Trying is by all means necessary and fully required for growth. I was not saying to not try. The idea that I was getting at is that it is pointless for a toddler to try to be an Olympic runner. I could spend the rest of this life absolutely focusing on nothing but being better, move loving, etc. However, when I pass on, I will have still only made a baby step (it might be a hair bigger I suppose)... there are still 100,000,000 + other experiences ahead of me that are necessary to grow further. I need
them to grow. I can't go past a certain point until those other experience come to pass. That is why "I" will come back not as "Justin" but as "Kim"... or "Mikey".. or whoever. Maybe my personality will be a bit more aggressive... or maybe more passive. I might be a yelling boss next time and spend that lifetime trying to grow out of that mess. Experience, experience, experience. The idea then is that Mother Teressa, Gandhi, et all did not necessarily
try harder than the rest, but instead had been through a greater number and variety of experiences than the rest. The "try" came into play as they kept on keeping on through all of the various experiences. That of course is an assumption to express my point. I'm sure there is also more involved in terms of such people being here.
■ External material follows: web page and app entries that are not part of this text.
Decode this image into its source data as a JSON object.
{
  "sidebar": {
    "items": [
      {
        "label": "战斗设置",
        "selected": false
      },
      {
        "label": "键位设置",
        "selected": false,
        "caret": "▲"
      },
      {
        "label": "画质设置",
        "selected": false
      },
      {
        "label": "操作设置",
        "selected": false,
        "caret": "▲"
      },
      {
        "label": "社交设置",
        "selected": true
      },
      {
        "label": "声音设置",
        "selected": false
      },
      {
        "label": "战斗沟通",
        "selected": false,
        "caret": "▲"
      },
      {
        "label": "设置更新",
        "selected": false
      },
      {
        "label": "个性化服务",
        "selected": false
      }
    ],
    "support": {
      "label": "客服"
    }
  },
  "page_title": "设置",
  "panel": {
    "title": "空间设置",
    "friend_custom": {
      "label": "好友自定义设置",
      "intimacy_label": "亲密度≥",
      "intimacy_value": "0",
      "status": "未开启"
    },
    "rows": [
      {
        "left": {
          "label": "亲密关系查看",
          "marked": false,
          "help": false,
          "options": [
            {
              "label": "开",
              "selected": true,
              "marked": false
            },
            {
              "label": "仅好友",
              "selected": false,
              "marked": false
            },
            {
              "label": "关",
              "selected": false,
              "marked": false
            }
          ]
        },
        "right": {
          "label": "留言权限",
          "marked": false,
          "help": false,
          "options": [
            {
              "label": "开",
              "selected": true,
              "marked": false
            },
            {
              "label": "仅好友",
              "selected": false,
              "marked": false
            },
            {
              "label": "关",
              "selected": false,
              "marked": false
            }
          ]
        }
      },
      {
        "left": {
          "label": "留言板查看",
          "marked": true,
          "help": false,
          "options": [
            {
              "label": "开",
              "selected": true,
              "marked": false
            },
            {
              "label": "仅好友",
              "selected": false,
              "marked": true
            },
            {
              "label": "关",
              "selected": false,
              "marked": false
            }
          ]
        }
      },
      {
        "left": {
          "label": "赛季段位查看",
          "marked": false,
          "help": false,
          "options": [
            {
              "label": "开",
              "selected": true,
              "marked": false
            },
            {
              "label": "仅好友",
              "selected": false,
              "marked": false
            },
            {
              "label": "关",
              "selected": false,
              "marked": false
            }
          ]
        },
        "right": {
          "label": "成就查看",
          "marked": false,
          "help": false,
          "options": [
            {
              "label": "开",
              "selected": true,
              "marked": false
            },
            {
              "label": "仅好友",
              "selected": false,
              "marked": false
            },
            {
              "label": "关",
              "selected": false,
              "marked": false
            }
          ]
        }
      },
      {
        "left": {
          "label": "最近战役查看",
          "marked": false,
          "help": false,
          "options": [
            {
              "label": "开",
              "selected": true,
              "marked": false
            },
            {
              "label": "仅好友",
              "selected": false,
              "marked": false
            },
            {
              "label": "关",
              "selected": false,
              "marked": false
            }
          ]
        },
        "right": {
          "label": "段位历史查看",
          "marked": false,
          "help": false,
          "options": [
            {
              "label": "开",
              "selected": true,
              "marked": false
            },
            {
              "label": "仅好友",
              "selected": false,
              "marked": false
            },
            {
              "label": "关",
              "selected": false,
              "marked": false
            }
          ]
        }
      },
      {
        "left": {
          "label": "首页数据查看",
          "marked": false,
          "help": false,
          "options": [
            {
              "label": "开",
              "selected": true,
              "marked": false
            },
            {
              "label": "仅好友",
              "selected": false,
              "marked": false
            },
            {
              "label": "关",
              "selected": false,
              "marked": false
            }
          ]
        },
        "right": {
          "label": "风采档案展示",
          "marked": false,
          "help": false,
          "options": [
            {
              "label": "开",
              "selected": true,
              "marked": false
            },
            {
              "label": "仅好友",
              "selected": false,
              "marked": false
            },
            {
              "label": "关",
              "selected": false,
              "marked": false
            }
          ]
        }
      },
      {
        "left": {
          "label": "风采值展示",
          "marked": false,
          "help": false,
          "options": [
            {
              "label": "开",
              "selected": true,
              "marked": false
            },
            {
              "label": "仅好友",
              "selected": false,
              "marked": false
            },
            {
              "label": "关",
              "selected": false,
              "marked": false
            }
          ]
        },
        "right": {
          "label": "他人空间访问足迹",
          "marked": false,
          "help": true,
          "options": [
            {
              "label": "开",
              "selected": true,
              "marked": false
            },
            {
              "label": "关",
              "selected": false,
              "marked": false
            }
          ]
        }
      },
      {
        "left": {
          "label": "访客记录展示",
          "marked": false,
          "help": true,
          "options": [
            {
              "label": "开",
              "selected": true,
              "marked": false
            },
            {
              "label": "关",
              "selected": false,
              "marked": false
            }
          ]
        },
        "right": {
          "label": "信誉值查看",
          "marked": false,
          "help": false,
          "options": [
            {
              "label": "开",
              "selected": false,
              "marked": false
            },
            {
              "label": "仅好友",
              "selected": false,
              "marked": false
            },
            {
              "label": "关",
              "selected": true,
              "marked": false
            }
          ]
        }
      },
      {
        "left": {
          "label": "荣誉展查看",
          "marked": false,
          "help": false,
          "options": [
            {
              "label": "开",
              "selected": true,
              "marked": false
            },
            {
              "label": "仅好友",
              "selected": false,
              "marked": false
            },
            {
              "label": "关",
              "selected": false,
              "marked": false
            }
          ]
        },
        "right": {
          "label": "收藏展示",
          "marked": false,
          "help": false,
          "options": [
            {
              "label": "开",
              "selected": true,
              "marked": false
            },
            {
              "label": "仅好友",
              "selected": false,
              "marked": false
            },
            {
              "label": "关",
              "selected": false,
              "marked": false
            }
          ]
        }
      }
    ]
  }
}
This is what I meant with the idea that it might be good for us to relax a little and not try to control the experience or over think it... or over
try (pretend). Our own imperfection and the imperfection of others is the means by which we have such a multitude of experiences to grow from. Maybe there is no need to control
such experiences... then again maybe trying to do so is part of you current experience. Do you see what I am saying? We can just experience, do our best in it, and move on to the next experience, and the next one, and the next one, ad infinitum.
So the next time somebody is rude and we get upset or frustrated (or not)... after the dust settles, maybe we should wholeheartedly shake the person's hand and say, "Wow, thanks for the experience! It's been real."
By the way, I am not intending point any of this at you or your situations... It is just my current take based on my own effort and experiences in this existence thing.
All is well :)